→ **Task objective**
Every line below that holds the word "userId" must be listed.

→ **Data records for software interfaces**
#####
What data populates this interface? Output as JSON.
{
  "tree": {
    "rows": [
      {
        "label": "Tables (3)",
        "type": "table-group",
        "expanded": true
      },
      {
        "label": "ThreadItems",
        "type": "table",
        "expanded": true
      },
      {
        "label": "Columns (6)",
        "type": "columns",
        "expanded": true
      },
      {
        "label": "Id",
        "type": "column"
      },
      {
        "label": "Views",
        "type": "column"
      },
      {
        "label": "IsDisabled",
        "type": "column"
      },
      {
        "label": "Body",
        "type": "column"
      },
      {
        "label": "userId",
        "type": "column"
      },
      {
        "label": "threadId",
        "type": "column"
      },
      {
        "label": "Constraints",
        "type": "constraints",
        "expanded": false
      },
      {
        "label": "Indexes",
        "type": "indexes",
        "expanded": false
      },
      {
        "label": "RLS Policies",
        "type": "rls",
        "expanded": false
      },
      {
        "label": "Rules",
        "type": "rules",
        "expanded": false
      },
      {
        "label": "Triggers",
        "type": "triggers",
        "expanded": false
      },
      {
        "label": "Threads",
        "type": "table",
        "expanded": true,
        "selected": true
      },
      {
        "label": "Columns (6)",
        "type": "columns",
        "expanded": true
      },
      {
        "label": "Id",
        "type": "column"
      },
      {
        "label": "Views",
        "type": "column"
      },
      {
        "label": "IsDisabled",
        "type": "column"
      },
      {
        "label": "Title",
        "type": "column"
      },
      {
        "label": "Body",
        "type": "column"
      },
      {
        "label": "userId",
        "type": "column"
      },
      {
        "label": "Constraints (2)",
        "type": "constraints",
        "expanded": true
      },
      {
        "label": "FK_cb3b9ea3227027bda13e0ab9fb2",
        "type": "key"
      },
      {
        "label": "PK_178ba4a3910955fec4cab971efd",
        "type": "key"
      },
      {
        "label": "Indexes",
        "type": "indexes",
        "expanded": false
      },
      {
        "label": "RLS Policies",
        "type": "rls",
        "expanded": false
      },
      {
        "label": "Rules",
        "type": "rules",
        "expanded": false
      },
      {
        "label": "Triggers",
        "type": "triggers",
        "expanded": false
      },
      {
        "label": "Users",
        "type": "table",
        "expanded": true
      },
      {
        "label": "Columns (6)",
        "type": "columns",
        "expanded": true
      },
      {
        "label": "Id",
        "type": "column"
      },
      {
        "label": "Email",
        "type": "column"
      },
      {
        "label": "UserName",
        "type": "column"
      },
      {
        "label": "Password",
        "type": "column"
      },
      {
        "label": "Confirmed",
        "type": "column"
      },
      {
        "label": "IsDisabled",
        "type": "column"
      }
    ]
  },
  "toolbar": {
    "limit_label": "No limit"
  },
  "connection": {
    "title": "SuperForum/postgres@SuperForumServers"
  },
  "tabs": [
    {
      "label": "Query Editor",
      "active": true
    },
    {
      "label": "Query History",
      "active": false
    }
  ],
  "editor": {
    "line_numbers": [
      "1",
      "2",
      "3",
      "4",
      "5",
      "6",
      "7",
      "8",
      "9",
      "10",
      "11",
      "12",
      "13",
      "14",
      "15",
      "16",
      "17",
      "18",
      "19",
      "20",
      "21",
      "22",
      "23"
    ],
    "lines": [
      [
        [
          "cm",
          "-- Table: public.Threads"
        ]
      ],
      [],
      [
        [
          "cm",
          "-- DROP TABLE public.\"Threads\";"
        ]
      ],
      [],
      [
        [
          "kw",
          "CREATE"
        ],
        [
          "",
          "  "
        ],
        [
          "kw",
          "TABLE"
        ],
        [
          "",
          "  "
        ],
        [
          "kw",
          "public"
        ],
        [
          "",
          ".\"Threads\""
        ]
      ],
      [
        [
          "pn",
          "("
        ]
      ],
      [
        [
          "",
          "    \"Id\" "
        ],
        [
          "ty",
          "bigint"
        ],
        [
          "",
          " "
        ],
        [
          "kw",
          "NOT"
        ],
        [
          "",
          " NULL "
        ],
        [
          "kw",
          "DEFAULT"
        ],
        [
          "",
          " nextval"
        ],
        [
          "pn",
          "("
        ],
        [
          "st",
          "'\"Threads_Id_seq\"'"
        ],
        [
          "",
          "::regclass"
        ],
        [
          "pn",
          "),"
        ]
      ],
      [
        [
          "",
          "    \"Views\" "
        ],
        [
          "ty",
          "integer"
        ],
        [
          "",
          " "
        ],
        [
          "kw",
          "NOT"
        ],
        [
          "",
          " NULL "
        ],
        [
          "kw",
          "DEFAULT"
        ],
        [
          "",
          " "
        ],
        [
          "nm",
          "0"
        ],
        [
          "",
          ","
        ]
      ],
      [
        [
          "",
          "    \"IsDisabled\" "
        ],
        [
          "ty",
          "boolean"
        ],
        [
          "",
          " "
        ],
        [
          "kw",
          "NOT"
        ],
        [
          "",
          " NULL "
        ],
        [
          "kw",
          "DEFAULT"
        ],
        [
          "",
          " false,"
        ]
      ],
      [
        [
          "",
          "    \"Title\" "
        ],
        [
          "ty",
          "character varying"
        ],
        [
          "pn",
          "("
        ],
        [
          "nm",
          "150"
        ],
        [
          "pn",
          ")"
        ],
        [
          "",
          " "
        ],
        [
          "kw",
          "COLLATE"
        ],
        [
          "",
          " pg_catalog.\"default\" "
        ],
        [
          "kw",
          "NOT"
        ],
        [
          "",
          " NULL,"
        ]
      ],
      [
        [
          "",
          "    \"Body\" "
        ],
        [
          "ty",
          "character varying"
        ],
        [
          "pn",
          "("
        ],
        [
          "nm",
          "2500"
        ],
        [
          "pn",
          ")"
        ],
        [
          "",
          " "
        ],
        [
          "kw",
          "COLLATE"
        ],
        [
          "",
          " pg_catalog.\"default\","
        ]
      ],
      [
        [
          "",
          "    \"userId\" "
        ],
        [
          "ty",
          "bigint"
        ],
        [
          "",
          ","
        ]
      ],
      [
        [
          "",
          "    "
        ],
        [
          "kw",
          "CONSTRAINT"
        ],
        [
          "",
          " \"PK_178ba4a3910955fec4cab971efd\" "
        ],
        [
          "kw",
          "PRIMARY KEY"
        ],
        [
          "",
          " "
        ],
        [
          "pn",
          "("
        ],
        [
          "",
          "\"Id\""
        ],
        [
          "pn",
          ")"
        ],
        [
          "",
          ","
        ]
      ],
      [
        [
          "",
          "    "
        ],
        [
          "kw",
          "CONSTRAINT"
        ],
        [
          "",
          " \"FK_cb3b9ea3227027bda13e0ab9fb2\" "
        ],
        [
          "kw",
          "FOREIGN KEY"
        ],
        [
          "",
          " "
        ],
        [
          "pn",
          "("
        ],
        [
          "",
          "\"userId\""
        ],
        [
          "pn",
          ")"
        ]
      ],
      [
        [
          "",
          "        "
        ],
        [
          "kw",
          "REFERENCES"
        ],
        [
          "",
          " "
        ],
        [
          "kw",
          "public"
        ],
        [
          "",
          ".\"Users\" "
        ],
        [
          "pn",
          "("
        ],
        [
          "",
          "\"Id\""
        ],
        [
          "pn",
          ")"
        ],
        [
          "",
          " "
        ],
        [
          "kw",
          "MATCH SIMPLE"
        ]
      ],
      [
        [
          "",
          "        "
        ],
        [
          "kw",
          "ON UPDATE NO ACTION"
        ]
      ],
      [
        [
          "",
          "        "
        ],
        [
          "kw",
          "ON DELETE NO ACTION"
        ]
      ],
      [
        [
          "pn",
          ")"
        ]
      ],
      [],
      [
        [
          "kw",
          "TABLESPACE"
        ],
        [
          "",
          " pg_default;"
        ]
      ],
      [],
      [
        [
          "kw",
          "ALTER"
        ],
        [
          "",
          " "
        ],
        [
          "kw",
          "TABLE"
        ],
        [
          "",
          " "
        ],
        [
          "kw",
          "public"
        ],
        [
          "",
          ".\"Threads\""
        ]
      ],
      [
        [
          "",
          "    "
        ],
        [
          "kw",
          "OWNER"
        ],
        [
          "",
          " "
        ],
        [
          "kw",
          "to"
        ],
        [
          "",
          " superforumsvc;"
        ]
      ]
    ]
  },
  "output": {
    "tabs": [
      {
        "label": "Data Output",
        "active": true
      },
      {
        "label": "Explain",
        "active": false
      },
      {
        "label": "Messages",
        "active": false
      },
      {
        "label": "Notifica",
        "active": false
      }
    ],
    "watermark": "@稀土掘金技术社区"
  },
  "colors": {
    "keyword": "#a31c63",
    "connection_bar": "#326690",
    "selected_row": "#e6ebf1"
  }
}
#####
→ **Response**
        "label": "userId",
        "label": "userId",
          "    \"userId\" "
          "\"userId\""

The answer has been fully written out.